In the last 18 months bitcoin has experienced significant price turbulence, decreasing 90% in value from $1200 to $230. Much of the depreciation took place during a period when Mt. Gox, a Tokyo-based spot exchange for bitcoin, went bankrupt in February 2014 after a combination of fraud, theft and mismanagement led to more than 500,000 bitcoins being unaccounted for.

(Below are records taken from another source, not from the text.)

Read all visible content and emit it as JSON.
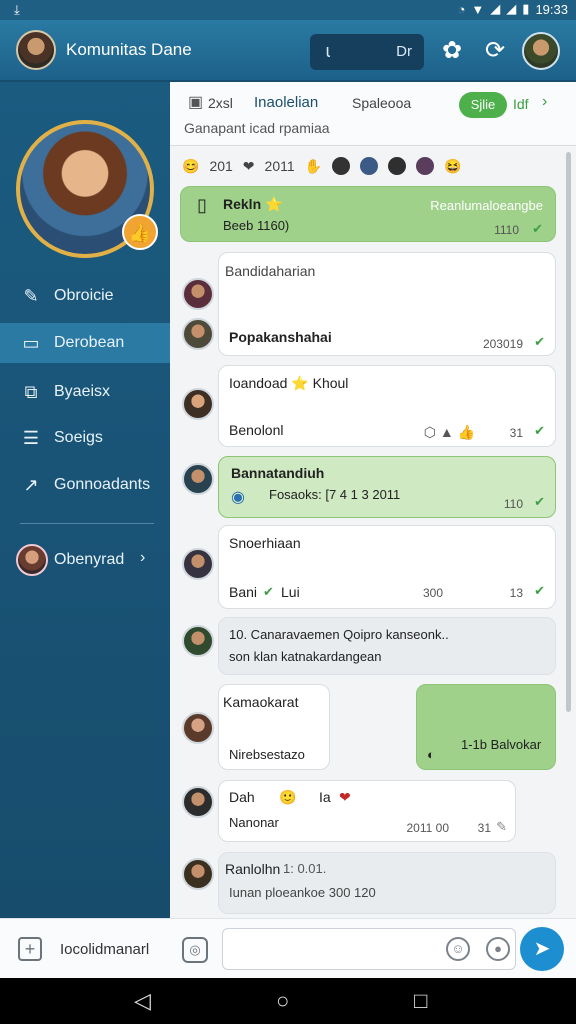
{
  "status_bar": {
    "time": "19:33"
  },
  "app_bar": {
    "title": "Komunitas Dane",
    "search_text": "Dr"
  },
  "sidebar": {
    "items": [
      {
        "label": "Obroicie",
        "icon": "edit-icon"
      },
      {
        "label": "Derobean",
        "icon": "inbox-icon"
      },
      {
        "label": "Byaeisx",
        "icon": "chart-icon"
      },
      {
        "label": "Soeigs",
        "icon": "document-icon"
      },
      {
        "label": "Gonnoadants",
        "icon": "share-icon"
      }
    ],
    "user": {
      "label": "Obenyrad"
    }
  },
  "channel": {
    "count": "2xsl",
    "name": "Inaolelian",
    "subtitle": "Spaleooa",
    "pill": "Sjlie",
    "link": "Idf",
    "line2": "Ganapant  icad rpamiaa"
  },
  "reaction_bar": {
    "count1": "201",
    "count2": "2011"
  },
  "messages": [
    {
      "sender": "Rekln ⭐",
      "text": "Beeb 1160)",
      "right_text": "Reanlumaloeangbe",
      "time": "1110"
    },
    {
      "sender": "Bandidaharian",
      "text": "Popakanshahai",
      "time": "203019",
      "bold": true
    },
    {
      "sender": "Ioandoad ⭐ Khoul",
      "text": "Benolonl",
      "time": "31"
    },
    {
      "sender": "Bannatandiuh",
      "text": "Fosaoks: [7 4 1 3 2011",
      "time": "110"
    },
    {
      "sender": "Snoerhiaan",
      "text": "Bani",
      "extra": "Lui",
      "time": "300",
      "time2": "13"
    },
    {
      "sender": "10. Canaravaemen Qoipro kanseonk..",
      "text": "son klan katnakardangean"
    },
    {
      "sender": "Kamaokarat",
      "text": "Nirebsestazo",
      "right_text": "1-1b Balvokar"
    },
    {
      "sender": "Dah",
      "sender_suffix": "Ia",
      "text": "Nanonar",
      "time": "2011 00",
      "time2": "31"
    },
    {
      "sender": "Ranlolhn",
      "sender_suffix": "1: 0.01.",
      "text": "Iunan  ploeankoe 300 120"
    }
  ],
  "composer": {
    "label": "Iocolidmanarl"
  },
  "colors": {
    "accent": "#1d8fd0",
    "header": "#1f5f84",
    "green": "#9fd18b"
  }
}
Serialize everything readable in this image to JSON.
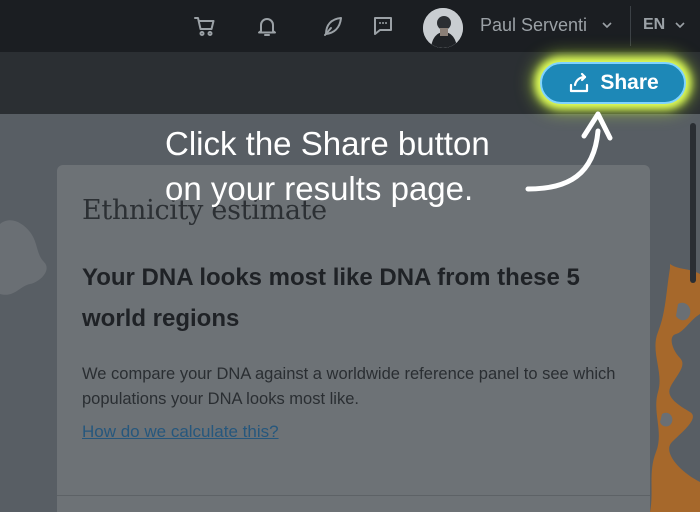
{
  "topbar": {
    "icons": [
      "cart-icon",
      "bell-icon",
      "leaf-icon",
      "chat-icon"
    ],
    "user_name": "Paul Serventi",
    "language": "EN"
  },
  "header": {
    "share_label": "Share"
  },
  "annotation": {
    "line1": "Click the Share button",
    "line2": "on your results page."
  },
  "card": {
    "title": "Ethnicity estimate",
    "heading": "Your DNA looks most like DNA from these 5 world regions",
    "body": "We compare your DNA against a worldwide reference panel to see which populations your DNA looks most like.",
    "link": "How do we calculate this?"
  },
  "colors": {
    "share_button": "#1d88b7",
    "share_glow": "#e2ff5a",
    "topbar": "#1b1e22"
  }
}
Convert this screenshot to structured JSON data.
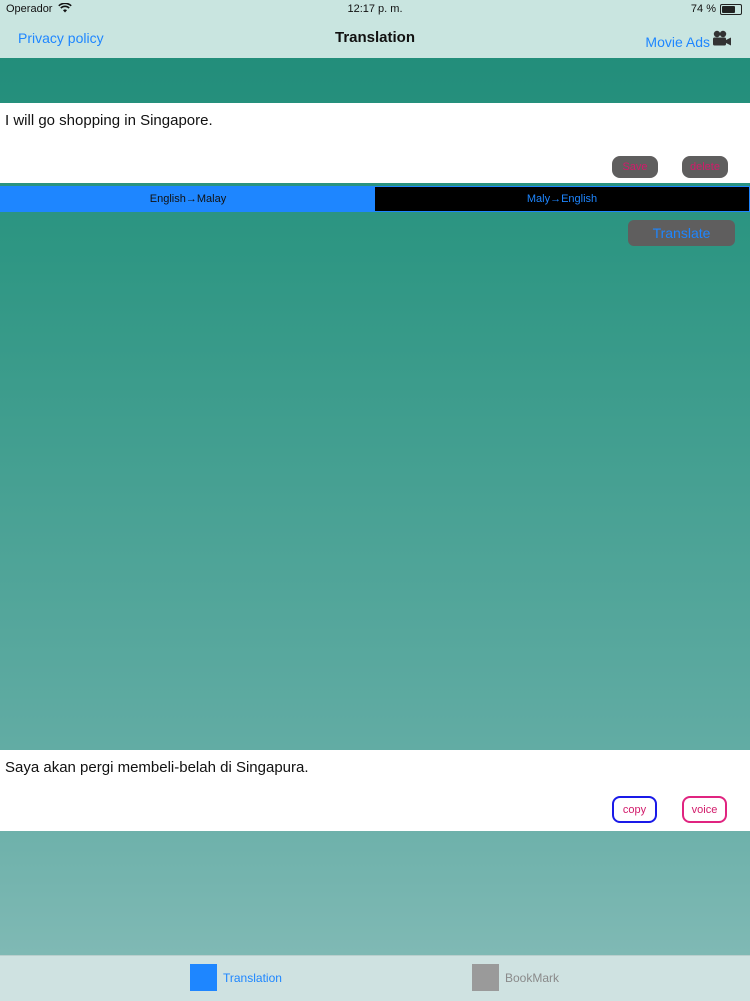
{
  "status": {
    "carrier": "Operador",
    "time": "12:17 p. m.",
    "battery": "74 %",
    "battery_level": 0.74
  },
  "nav": {
    "left_link": "Privacy policy",
    "title": "Translation",
    "right_link": "Movie Ads",
    "right_icon": "movie-camera-icon"
  },
  "input": {
    "text": "I will go shopping in Singapore.",
    "save_label": "Save",
    "delete_label": "delete"
  },
  "direction": {
    "options": [
      "English→Malay",
      "Maly→English"
    ],
    "selected": 0
  },
  "translate_label": "Translate",
  "output": {
    "text": "Saya akan pergi membeli-belah di Singapura.",
    "copy_label": "copy",
    "voice_label": "voice"
  },
  "tabs": [
    {
      "label": "Translation",
      "active": true
    },
    {
      "label": "BookMark",
      "active": false
    }
  ],
  "colors": {
    "accent": "#1e86ff",
    "header_bg": "#c9e5e0",
    "pink": "#d21a6a"
  }
}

Hayes says that BitMex has appropriate risk controls in place to prevent such an incident. “The Mt. Gox episode was bad accounting as they didn’t know what they had versus what was on the blockchain of addresses. We have internal records of customer funds and can send tickets to check that versus the blockchain ledger,” he says. “BitMex also uses a multi-signature bitcoin wallet for all customer funds so if we are hacked there is no way that a hacker can spend any customer funds. It’s slower but safer than other wallets.”
In common with most bitcoin exchanges, Mt. Gox used a hot/cold wallet operating procedure for withdrawing funds. A hot wallet has private keys on an internet-exposed server making it vulnerable to hackers as it allows instantaneous withdrawals by customers. When the hot wallet runs out, the operators must refill it from a cold wallet where the private keys are stored offline. BitMex’s multi-signature wallet requires Hayes and his two co-founders to approve customer withdrawals.
BitMex also has strict margining procedures on its products as a risk management safeguard. Initial margin on a futures contract is 30% and maintenance margin (MM) is an additional 20%.
“We reached that figure after examining five-year historical data to find a safe level for us looking at how much the price moves in a 24-hour period,” says Hayes who also adds that margining is instantaneous in contrast to a regular exchange.
“As it’s a 24/7 market we do continuous margining. When customers get to the MM level we begin forced liquidation of positions. Using an algorithm, we liquidate the smallest amount possible of customers’ positions to get them back above the minimum threshold. It’s safer as it’s continuous pricing so you don’t get gaps like when an exchange opens the next day.”
For BitMex’s volatility futures product it takes a price snap every five minutes from the spot price and then takes a standard deviation of the price to create a daily number for customers who want to bet on the historical volatility number at the end of each day.
Digital currencies are also gaining favour for their ability to cut down settlement times for a variety of securities. Risk.net reported that Blythe Masters, the former JP Morgan executive, is involved in a start-up that uses the blockchain technology of bitcoin to reduce settlement risk and Hayes also sees this as a big advantage for the cryptocurrency.
“In the near future I don’t see why equities can’t be denominated in bitcoin. Why do we have to have five days a week trading at certain times in a certain jurisdiction? If a company wants its shares accessed globally why not have them denominated in bitcoin?” says Hayes.